by Rachel Norman, Chair of Aquatic Food Security, University of Stirling
Providing enough safe and nutritious food for a globally expanding population in the light of climate change and limited resources is a serious challenge which needs to be addressed over the next few years. There are many dimensions to this problem which include environmental, biological, social, political, economic and behavioural issues all of which need to be overcome.
In 2013 the University invested in a number of posts in Aquatic Food Security, including my own position, and we quickly developed a new MSc programme and set up the Centre for Aquatic Food Security. The Centre is focussed on Aquatic Food Security since that builds on our strengths in Aquaculture and aquatic food production. However, when we think of global food security there are interactions between all of the food production systems and the Centre has members from across the University who work on many different aspects of food security and the food system. One of the aims of the centre is therefore to bring together a range of disciplines to work together to address “big picture” questions in food security. We have been involved in a number of interesting activities over the last few years building networks and developing project ideas and applications.
Last year, I led a project funded by the Scottish Universities Insight Institute (SUII), to run a Knowledge Exchange programme titled Problems and solutions in food security – from surf to turf, involving a series of workshops and a final report. We ran 5 workshops, which were very valuable and allowed the project team to identify common areas of research and collaboration between aquaculture and crop systems – I blogged about those outcomes for the Global Food Security blog. SUII encouraged us to capture our discussions in interesting ways and as a result we now have visual and reusable outputs that communicate our research and the discussions in an engaging fashion – video at the first meeting that captured what workshop attendees learnt and a graphic recorder, Nick Payne, to capture our discussions at the workshops, which I can thoroughly recommend.
One of our key recommendations from surf to turf was that we have lots of expertise across the whole breadth of food security in Scotland and that there is an opportunity here to consolidate expertise across food systems locally and then transfer that knowledge to the appropriate places globally. Following the project, we identified a number of ways to make that happen and look forward to taking these ways forward.
Fishbox is a seafood subscription service in which fresh and seasonal fish is delivered straight to your door. The process involves, customers choosing their loves, likes and dislikes from amongst 80 products, Fishbox sees what is fresh and in market and, based on customer preferences, sends an appropriate box (all sealed, fresh and secure so you can have it delivered to work and not worry about leaks or smells!). Currently, the fish allocation is currently done by hand but the company has grown from 40 customers two years ago to 1500+ and so the packing is much more challenging.
Our interface project working with Fishbox involved developing an algorithm which allows their packing to operate more quickly and efficiently by allocating products algorithmically and producing a shopping list for the packers which reduces waste whilst still satisfying customer needs. Fishbox ticks all of the boxes as a sustainable solution to aquatic food security, an Msc project this summer found that compared to customers who bought their fish directly from the supermarket, Fishbox customers were encouraged to eat seafood more frequently and to eat a more diverse range of species – read my blog for Fishbox to find out more on how fishbox is a sustainable solution to Aquatic Food security. It has been great fun working with Fishbox, who are full of ideas and innovations and we are hoping to continue to find opportunities to collaborate with them over the coming years.

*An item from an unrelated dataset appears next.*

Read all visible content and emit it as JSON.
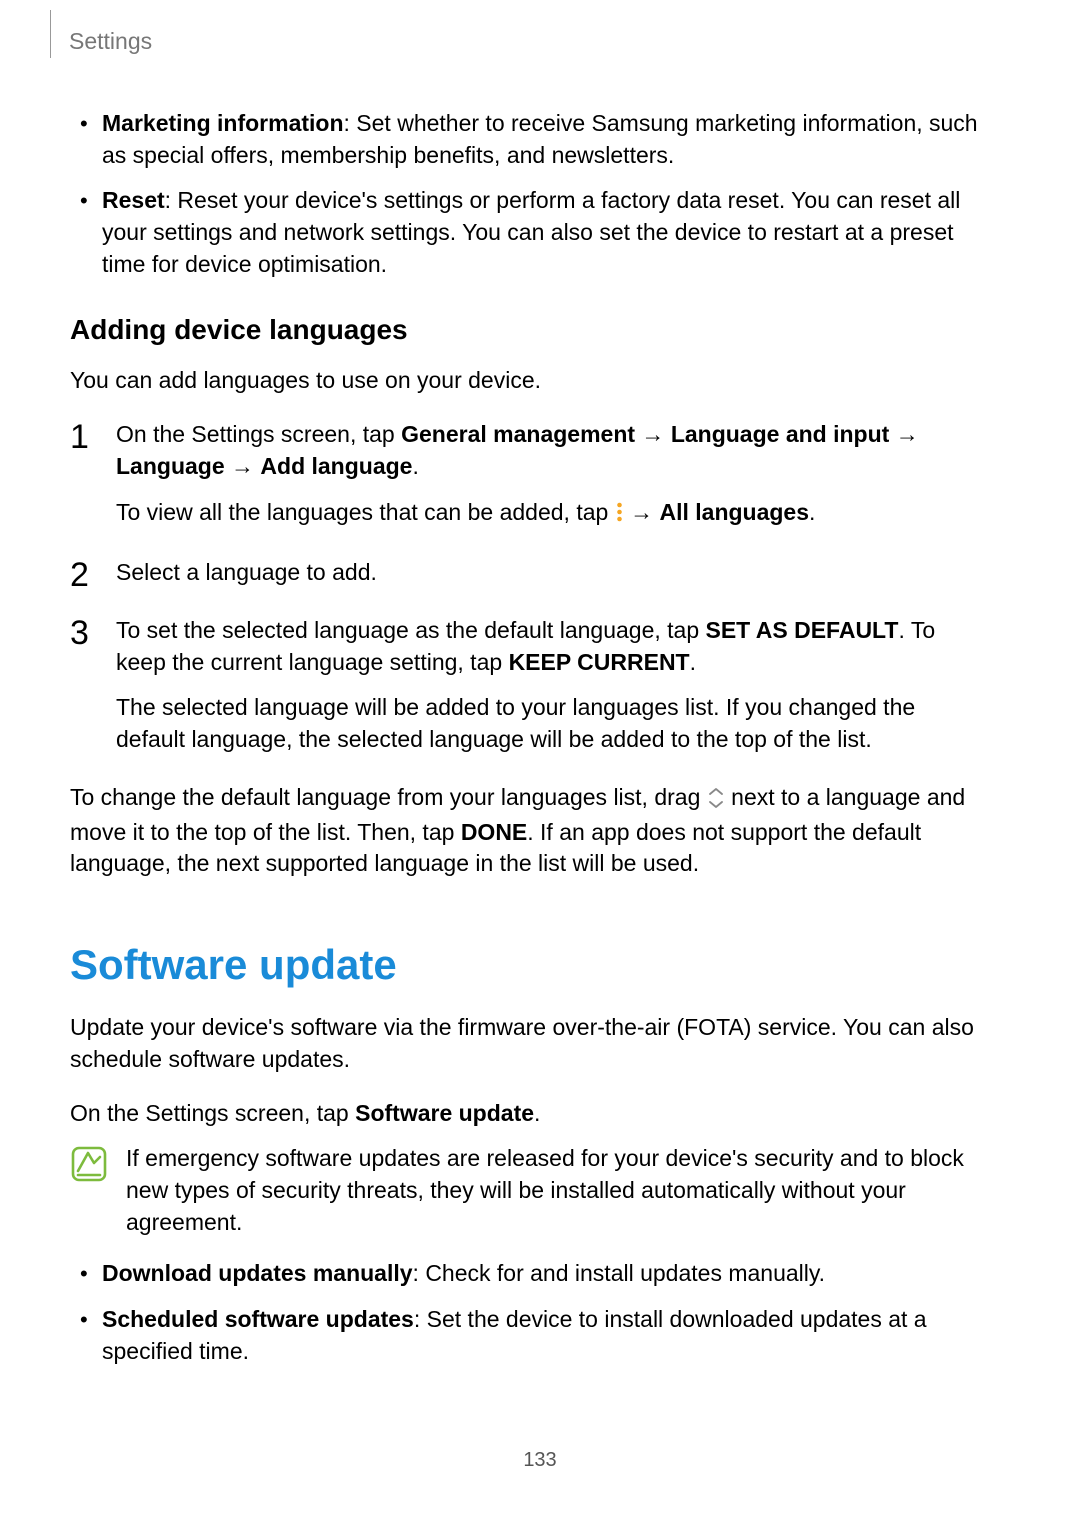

The centre for Aquatic Food Security at Stirling have had a busy first few years with a number of impactful, interdisciplinary projects being developed. Food security is a challenging and complex problem, but I cannot wait to get my teeth into new projects and to keep working with the brilliant team that makes up the Centre for Aquatic Food Security. If anyone has an interest in Food Security generally and would like to be put on our email list then please get in touch.
 Project team involved University of Aberdeen; University of Strathclyde; SAIC; Young’s Seafood Limited and James Hutton Limited